In a brand new interview with Las Vegas Magazine, SLAYER guitarist Kerry King was asked if the band could have survived something like the death of co-founding guitarist Jeff Hanneman ten or twenty years ago. “It’s hard to say,” he responded. “This situation that we’re in right now, everything just fell into place. In the face of tragedy, we just moved forward and it happened to work. I’m sure there are scenarios that could have come up where it didn’t work. We powered through it, and we’re a strong band now because of it. Playing live … it’s tight, it sounds good. That’s my biggest concern — we’re super tight. Like I said earlier, to have my booking agent say it’s one of the best shows he’s ever seen, that says I’m doing something right.

King also talked about continuing to record and play SLAYER music live after passing the half-century mark. He said: “The funny thing for me, I think a 50-year-old when I was 20 is far different than a 50-year-old today. And it’s not just because I’m 50. I think the times are very different. I can reflect on my parents because I was close to that. The lifestyle was so much more sedentary. There was watching TV and going to work; that was about it. I’m 50 now and I’m a far shot from the way my dad was when he was 50. Not only the perception is different, but I think lifestyle in general changes, and I think a 50-year-old is far more fit than they were 30 years ago. If you asked me when I was 20 if I’d still be playing when I was 50, I’d say absolutely not, but now here I am doing it at 51 and I feel great so far. I’m still putting out a product that looks and sounds great. Will I be playing when I’m 60? I don’t know. Can’t guarantee you. [Laughs] I don’t know.”

Gary Holt, who is still a member of San Francisco Bay Area thrash icons EXODUS, has been the touring guitarist for SLAYER since January 2011 when Hanneman contracted necrotizing fasciitis, also known as flesh-eating disease, from a spider bite in his backyard. The infection ravaged the flesh and tissues of Hanneman’s arm, leading to numerous surgeries, skin grafts and intense periods of rehab that forced him into semi-retirement and left him near death at several points.

Holt did not contribute to the songwriting process on SLAYER’s latest album, “Repentless”, although he did lay down guitar solos on most of the album’s twelve tracks.

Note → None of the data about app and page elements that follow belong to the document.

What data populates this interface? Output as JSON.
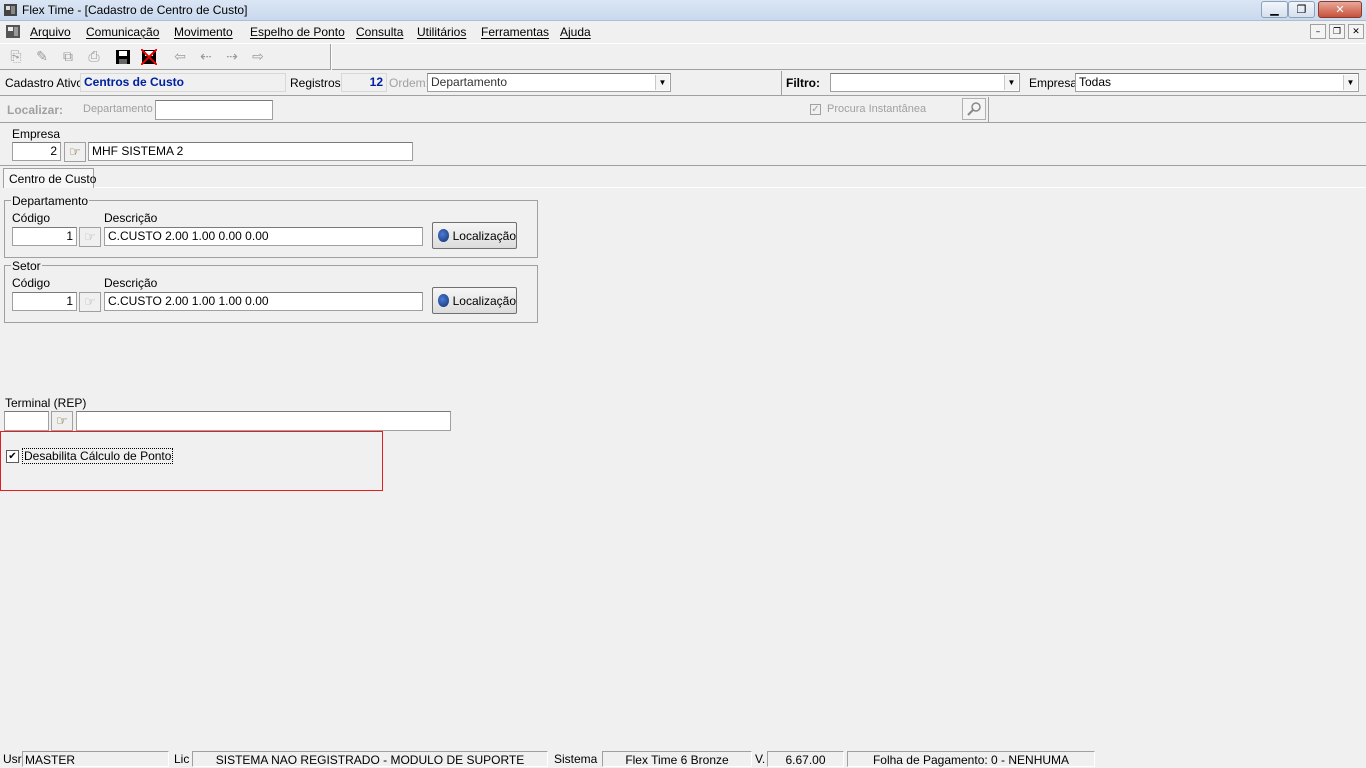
{
  "window": {
    "title": "Flex Time - [Cadastro de Centro de Custo]"
  },
  "menu": {
    "items": [
      "Arquivo",
      "Comunicação",
      "Movimento",
      "Espelho de Ponto",
      "Consulta",
      "Utilitários",
      "Ferramentas",
      "Ajuda"
    ]
  },
  "toolbar": {
    "icons": [
      "new-record-icon",
      "edit-record-icon",
      "copy-record-icon",
      "print-icon",
      "save-icon",
      "delete-icon",
      "first-record-icon",
      "previous-record-icon",
      "next-record-icon",
      "last-record-icon"
    ]
  },
  "header": {
    "cadastro_label": "Cadastro Ativo:",
    "cadastro_value": "Centros de Custo",
    "registros_label": "Registros:",
    "registros_value": "12",
    "ordem_label": "Ordem:",
    "ordem_value": "Departamento",
    "filtro_label": "Filtro:",
    "filtro_value": "",
    "empresa_label": "Empresa:",
    "empresa_value": "Todas"
  },
  "search": {
    "localizar_label": "Localizar:",
    "field_label": "Departamento",
    "value": "",
    "instant_label": "Procura Instantânea",
    "instant_checked": true
  },
  "empresa": {
    "label": "Empresa",
    "code": "2",
    "name": "MHF SISTEMA 2"
  },
  "tab": {
    "label": "Centro de Custo"
  },
  "departamento": {
    "legend": "Departamento",
    "codigo_label": "Código",
    "codigo_value": "1",
    "descricao_label": "Descrição",
    "descricao_value": "C.CUSTO 2.00  1.00  0.00  0.00",
    "button_label": "Localização"
  },
  "setor": {
    "legend": "Setor",
    "codigo_label": "Código",
    "codigo_value": "1",
    "descricao_label": "Descrição",
    "descricao_value": "C.CUSTO 2.00  1.00  1.00  0.00",
    "button_label": "Localização"
  },
  "terminal": {
    "label": "Terminal (REP)",
    "code": "",
    "name": ""
  },
  "options": {
    "disable_label": "Desabilita Cálculo de Ponto",
    "disable_checked": true
  },
  "status": {
    "usr_label": "Usr",
    "usr_value": "MASTER",
    "lic_label": "Lic",
    "lic_value": "SISTEMA NAO REGISTRADO - MODULO DE SUPORTE",
    "sistema_label": "Sistema",
    "sistema_value": "Flex Time 6 Bronze",
    "version_label": "V.",
    "version_value": "6.67.00",
    "folha_value": "Folha de Pagamento: 0 - NENHUMA"
  }
}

Hanneman eventually died in May 2013 from alcohol-related cirrhosis of the liver. He is credited for writing many of SLAYER’s classic songs, including “Angel Of Death” and “South Of Heaven”.
Source: Blabbermouth

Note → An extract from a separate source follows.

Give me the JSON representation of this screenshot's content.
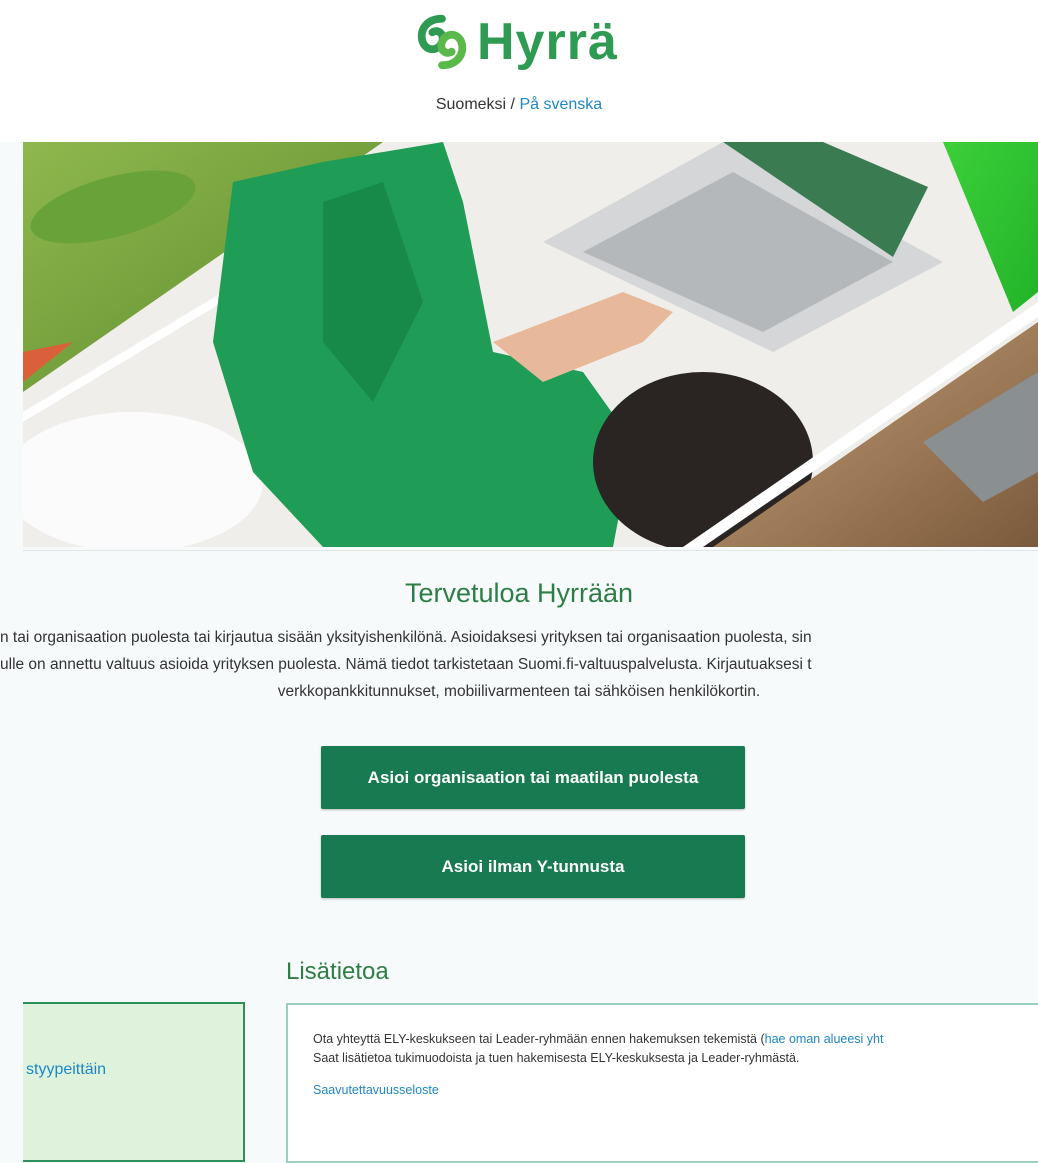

Geef een antwoord

Het e-mailadres wordt niet gepubliceerd.